Safety fears over Elan and Wyeth Alzheimer's drug
SAFETY CONCERNS have forced Elan and its partner Wyeth to pull one of the three dosages in a phase III trial of its most advanced Alzheimer’s drug.
Elan and Wyeth were testing efficacy of bapineuzimab – one of the first designed to attack the plaque that forms clumps in the brains of people with Alzheimer’s disease – in patients with doses ranging from 0.5 mg/kg to 2mg/kg.
However, a safety monitoring committee raised concerns about brain swelling in a number of patients due to vasogenic oedema.
Elan president Carlos Paya said: “Our review of the safety data and the feedback from the Safety Monitoring Committee made it clear that continued development of the highest dose was not advisable. The decision to remove the highest dose from development reduces risk to patients and it also helps to reduce risk to the overall development effort.”
A statement from Elan said the safety monitoring committee had also reviewed data for patients on the 0.5mg/kg and 1mg/kg doses and “does not have concerns about these cohorts at this time”.
Vasogenic oedema is an accumulation of water in brain tissue.Twelve cases were reported in an earlier trial, all of which were successfully treated.
The majority of those cases occurred in patients carrying the ApoE4 gene – who carry a higher risk of developing Alzheimer’s – and it was more prevalent at higher dosages.
As a result, the phase III trials were designed to dose only patients not carrying that gene at the 2mg/kg level.

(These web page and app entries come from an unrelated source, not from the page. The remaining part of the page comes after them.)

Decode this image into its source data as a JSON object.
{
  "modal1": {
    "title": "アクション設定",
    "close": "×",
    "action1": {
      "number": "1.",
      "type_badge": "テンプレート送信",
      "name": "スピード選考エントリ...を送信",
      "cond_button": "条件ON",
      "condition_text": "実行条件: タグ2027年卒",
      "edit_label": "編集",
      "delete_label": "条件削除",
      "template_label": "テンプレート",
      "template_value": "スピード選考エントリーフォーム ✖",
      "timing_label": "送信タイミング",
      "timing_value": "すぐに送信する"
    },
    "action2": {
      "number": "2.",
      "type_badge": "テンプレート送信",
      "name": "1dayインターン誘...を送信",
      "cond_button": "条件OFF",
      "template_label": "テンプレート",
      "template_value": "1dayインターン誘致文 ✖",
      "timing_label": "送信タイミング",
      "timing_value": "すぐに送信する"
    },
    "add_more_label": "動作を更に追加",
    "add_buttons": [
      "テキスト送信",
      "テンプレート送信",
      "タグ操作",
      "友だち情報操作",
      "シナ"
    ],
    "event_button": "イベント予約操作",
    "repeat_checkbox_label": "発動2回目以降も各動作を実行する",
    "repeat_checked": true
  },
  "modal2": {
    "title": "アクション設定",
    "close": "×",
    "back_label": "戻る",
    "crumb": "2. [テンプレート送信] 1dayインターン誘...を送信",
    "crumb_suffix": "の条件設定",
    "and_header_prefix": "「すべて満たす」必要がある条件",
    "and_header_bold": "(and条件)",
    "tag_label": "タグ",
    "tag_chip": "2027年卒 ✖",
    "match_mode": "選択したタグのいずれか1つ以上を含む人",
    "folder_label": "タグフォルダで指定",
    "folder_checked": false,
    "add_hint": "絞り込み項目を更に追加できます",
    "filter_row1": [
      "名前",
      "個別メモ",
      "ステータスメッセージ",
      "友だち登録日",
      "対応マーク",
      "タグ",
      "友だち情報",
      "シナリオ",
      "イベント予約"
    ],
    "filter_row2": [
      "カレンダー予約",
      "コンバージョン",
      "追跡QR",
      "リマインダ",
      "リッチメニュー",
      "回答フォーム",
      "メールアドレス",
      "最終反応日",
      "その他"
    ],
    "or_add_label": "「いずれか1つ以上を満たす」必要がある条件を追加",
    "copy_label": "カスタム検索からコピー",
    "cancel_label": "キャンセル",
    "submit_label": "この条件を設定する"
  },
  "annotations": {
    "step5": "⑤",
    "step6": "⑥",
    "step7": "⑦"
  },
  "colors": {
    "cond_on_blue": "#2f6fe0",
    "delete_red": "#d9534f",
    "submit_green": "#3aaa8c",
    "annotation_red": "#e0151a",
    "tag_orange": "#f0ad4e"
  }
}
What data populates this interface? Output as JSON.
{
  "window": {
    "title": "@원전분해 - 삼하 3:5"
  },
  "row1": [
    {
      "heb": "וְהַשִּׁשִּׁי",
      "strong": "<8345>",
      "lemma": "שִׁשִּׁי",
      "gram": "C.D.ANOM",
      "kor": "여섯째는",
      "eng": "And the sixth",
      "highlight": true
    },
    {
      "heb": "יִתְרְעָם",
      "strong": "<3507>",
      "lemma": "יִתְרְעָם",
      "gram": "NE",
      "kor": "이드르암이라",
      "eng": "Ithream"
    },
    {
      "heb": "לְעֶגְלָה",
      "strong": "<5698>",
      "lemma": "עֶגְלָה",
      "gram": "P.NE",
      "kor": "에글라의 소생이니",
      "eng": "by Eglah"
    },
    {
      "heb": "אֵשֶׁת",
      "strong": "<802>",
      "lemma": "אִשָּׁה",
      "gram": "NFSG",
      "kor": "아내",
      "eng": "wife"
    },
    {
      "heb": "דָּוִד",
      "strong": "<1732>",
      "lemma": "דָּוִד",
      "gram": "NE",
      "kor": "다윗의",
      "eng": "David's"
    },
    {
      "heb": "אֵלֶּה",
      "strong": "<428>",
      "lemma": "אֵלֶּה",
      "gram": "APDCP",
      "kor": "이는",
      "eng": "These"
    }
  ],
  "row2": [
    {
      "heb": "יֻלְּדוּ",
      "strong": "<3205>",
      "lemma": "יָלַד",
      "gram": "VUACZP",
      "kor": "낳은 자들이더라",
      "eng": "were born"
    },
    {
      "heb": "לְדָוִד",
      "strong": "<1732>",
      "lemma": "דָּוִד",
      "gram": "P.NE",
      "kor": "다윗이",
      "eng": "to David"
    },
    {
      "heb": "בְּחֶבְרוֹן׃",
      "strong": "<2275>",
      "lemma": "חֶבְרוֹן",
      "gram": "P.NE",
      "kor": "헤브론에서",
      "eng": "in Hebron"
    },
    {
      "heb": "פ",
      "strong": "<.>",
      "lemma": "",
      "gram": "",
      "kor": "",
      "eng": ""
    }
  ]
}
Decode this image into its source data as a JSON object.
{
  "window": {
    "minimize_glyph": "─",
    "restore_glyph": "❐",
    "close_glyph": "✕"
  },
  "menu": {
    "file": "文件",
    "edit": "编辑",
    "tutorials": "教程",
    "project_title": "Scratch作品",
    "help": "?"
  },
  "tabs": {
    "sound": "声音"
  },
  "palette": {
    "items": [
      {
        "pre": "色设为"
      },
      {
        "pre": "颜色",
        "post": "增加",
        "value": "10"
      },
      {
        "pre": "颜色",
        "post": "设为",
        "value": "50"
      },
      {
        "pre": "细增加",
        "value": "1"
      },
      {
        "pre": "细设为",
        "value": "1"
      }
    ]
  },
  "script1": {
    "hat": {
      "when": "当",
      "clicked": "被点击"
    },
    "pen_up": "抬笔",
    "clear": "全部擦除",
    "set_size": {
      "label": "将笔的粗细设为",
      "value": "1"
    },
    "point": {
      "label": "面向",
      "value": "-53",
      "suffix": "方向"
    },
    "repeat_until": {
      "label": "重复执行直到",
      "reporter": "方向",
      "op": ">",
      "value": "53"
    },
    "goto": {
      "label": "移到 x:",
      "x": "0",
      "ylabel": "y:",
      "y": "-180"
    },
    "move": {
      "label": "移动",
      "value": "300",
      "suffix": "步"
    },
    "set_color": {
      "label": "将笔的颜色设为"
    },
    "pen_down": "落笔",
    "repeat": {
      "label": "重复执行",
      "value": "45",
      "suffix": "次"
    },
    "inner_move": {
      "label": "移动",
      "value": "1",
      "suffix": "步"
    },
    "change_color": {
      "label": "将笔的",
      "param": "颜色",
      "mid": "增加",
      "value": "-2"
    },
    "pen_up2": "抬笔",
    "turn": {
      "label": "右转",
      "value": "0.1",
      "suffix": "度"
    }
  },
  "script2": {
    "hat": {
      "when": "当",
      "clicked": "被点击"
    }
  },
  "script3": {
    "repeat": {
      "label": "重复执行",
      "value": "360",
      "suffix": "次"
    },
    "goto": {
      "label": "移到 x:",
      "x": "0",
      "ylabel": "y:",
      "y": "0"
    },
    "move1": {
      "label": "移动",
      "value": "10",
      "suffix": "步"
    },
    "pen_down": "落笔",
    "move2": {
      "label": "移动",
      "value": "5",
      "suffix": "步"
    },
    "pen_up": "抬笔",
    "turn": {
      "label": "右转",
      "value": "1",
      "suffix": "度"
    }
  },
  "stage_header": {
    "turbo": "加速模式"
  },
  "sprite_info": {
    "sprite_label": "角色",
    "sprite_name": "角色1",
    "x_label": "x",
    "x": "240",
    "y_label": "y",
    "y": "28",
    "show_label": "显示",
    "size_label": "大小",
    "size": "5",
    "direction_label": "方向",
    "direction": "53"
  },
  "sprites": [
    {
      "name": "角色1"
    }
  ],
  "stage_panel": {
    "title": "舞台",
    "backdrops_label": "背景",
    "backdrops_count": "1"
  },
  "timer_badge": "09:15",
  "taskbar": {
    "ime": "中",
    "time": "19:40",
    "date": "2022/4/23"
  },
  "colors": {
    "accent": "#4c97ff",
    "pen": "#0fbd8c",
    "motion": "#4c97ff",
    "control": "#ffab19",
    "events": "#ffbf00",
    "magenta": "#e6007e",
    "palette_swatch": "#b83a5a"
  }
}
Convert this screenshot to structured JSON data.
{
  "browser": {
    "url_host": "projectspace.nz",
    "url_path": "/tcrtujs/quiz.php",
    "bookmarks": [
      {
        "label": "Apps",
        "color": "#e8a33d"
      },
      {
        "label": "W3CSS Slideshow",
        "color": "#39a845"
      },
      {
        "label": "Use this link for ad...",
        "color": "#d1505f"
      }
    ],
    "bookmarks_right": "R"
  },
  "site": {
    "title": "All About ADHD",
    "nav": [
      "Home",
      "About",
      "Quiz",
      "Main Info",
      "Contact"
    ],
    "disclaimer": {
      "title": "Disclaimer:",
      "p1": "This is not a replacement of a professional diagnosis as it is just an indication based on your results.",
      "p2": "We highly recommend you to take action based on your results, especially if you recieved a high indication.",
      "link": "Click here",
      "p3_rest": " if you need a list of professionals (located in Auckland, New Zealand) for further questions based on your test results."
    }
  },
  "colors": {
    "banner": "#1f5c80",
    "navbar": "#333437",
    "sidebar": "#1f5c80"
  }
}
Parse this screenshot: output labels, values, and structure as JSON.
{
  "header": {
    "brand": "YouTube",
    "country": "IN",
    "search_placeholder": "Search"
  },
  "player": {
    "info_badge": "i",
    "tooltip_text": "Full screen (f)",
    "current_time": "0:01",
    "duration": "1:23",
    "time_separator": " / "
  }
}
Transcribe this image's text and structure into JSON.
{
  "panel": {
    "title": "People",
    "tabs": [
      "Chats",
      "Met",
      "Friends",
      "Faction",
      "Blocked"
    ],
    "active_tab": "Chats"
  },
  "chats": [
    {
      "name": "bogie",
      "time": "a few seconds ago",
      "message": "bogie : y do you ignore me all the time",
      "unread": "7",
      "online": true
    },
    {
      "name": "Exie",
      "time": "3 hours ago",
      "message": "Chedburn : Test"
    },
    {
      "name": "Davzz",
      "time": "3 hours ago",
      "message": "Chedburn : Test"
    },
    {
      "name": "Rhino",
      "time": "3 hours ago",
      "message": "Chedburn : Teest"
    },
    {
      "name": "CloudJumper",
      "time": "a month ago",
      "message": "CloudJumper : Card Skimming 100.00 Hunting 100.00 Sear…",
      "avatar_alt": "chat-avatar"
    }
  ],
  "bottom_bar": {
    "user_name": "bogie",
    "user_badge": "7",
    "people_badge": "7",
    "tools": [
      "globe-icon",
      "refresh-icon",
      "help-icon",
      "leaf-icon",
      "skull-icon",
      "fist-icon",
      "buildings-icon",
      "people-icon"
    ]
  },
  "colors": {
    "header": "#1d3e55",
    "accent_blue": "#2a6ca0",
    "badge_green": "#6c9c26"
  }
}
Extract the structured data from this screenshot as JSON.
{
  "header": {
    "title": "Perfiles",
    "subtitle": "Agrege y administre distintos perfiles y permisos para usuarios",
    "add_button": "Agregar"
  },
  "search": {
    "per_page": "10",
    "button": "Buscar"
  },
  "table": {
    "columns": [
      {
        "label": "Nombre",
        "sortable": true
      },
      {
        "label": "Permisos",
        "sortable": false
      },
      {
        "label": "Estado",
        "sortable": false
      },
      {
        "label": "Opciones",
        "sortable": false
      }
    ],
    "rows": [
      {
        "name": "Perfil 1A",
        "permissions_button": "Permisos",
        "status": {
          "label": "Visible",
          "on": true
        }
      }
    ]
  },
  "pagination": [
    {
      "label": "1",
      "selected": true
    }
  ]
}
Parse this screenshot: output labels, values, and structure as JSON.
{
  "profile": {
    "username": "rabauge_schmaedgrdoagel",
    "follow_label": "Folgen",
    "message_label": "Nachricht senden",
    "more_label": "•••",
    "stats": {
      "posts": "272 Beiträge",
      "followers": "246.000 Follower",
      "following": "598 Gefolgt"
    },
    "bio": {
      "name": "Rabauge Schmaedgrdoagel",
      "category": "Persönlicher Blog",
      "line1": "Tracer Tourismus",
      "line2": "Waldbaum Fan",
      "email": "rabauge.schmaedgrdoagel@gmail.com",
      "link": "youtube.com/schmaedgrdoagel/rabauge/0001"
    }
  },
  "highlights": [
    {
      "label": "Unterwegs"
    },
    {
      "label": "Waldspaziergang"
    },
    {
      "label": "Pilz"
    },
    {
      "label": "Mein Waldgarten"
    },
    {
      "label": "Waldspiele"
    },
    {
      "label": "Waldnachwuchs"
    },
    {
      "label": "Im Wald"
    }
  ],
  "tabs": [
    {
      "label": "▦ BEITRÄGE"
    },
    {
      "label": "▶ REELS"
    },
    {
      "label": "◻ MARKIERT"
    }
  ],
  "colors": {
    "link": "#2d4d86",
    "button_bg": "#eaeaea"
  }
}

In a note to clients yesterday, Goodbody analyst Ian Hunter said: “We are reducing our probability that the drug will get to market to 30 per cent from 70 per cent.”
Shares in Elan fell by around 5 per cent in both Dublin and new York but volumes were reported to be normal. – Additional reporting Bloomberg